Salt Marsh City: In 2016 I was lucky enough to snag a six-month stint as an interpretive ranger at Jamaica Bay, New York’s most significant and story-rich salt marsh. While there I read as much as I could about the ecological processes of this ecosystem, one defined by stark contrasts and extremes. But this book contained new revelations for me, among them the following: that the “biological productivity” of this city’s salt marshes is six times that of “the richest farmland in the United States”; and that despite their rapid decline–at this book’s 1995 printing only about one sixth of the city’s historic marshes remained–there are still marshes in all five New York City boroughs.
Best Urban Forests: I was happy to read that the second and third places finishers in a survey conducted for this book–”healthiest forest ecosystem in New York City”–were my present and past home-forests, in Van Cortlandt and Inwood Hill Parks. The first was noted for its faunal variety, including critters I’ve witnessed there on occasion: wild turkeys, coyotes, red foxes and deer. Inwood Hill Park, write Mittelbach and Crewdson, bears “100-foot-tall tulip trees [that] remind foresters of southern Appalachian forests.” I was also happy to note that the blue ribbon winner of this “contest,” the 2,500-acre Staten Island Greenbelt, is still on my New York City bucket list.
Humans, in Nature: My readings of late have conspired to remind me that we the people live in this wild world, and that we affect it in positive (though clearly not uniformly “good”) ways. There is no such thing as “hands off”–we exist, and so, we impact. Many of New York City’s wild creatures depend on humans or human creations–for food or shelter, comfort or defense. This book gave several examples: abandoned piers in the East River have become havens for eelgrass and seahorses; migratory birds happily visit artificial ponds in city parks; JFK airport is a frequent winter home for snowy owls, because its flat treeless terrain reminds them of the arctic while providing plenty of rats and other critters to eat. Peregrine falcons nest in bridges, churches, and even apartment buildings across the city, and pigeons subsist by and large by eating what people leave behind. And then, last but never least, there is the…
Cockroach: One cannot profess to love the New York wild without reckoning with these creatures. My family knows them well, from the smaller and more common German cockroaches to the buxom, three-inch-long American variety. Cockroaches can fly. Did you know this? We didn’t, either, until one lofted off a clothing rack and landed on my husband, in bed. This book states that these creatures most likely migrated here on the ships of European settlers, and that they aren’t found in the wild: they need our cities, our crumbs, our buildings, our warmth and human humidity. Write Mittelbach and Crewdson: “Entomologists say that if people suddenly abandoned the Big Apple and turned off the heat as they left, cockroaches would probably die off. However, these adaptable little pests are such tough survivors that no one is willing to bet that they wouldn’t make it here on their own.”
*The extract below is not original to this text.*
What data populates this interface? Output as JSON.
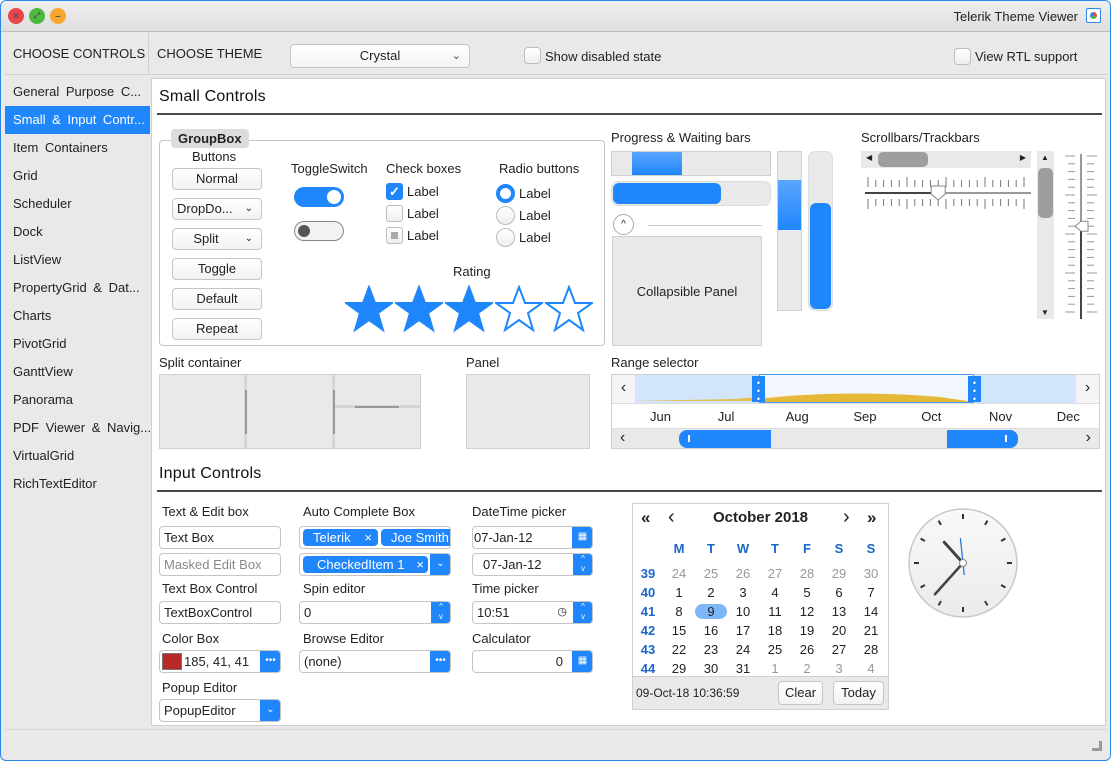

My recommendation for this book is absolute–if you’re a New Yorker or are planning a visit, it’s a must; if not, enjoy it as a clear and thorough narrative of how place and human experience, however seemingly concrete and anthropogenic, are ultimately, intimately and forever shaped by the more-than-human.